Even during the long summer of migration in 2015, when more than a million people passed through Greece on their way from Turkey, with some 70,000 still trapped in the country today, solidarity with refugees was the dominant theme. Golden Dawn did not manage to capitalize on the events. It tried — visiting the islands of the Northern Aegean, for instance — but even there the Antifa movement was present to cancel their plans with militant counter-marches. Even the Golden Dawn office in Mytilene, on Lesbos, at the very front-lines of the so-called “refugee crisis,” was forced to shut down at the time of writing.
Thanks to the militant marches and motorcycle parades around immigrant neighborhood, the Athenian squats that prioritized Antifa actions as a response to the rise of Golden Dawn, as well as the occupation of new buildings by the Refugee Solidarity Movement to host undocumented migrants and refugees all over Athens, the anti-fascist resistance managed to reconquer much of the terrain previously lost to the neo-Nazis, and is currently winning the struggle for control over the streets.
The most important lesson we can draw from the Greek experience, therefore, is that Golden Dawn was not defeated in the court rooms or on the terrain of electoral politics. Their trial is still dragging on, and they continue to win a relatively large share of the national vote. Despite these political and judicial setbacks, however, the neo-Nazis were certainly defeated on the streets and in the political consciousness of Greek society, which now largely considers their actions and ideas unacceptable.
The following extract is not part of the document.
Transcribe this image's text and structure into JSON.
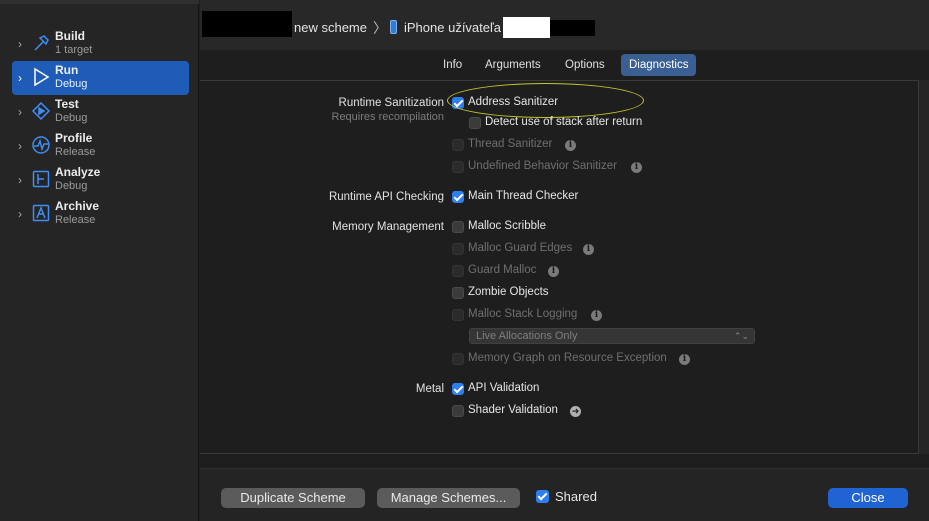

It is thanks to the militant direct action and solidarity work of the Antifa movement that Golden Dawn’s social legitimacy has been seriously undermined, while their organizational capacity has also been seriously diminished in the process. The Greek experience therefore shows how important it is not to lose political ground to the extreme right, to establish a firm anti-fascist cultural hegemony, and to regain social movement control over the streets and neighborhoods more than anything.
Source URL — https://roarmag.org/magazine/pavlos-fyssas-greek-anti-fascism/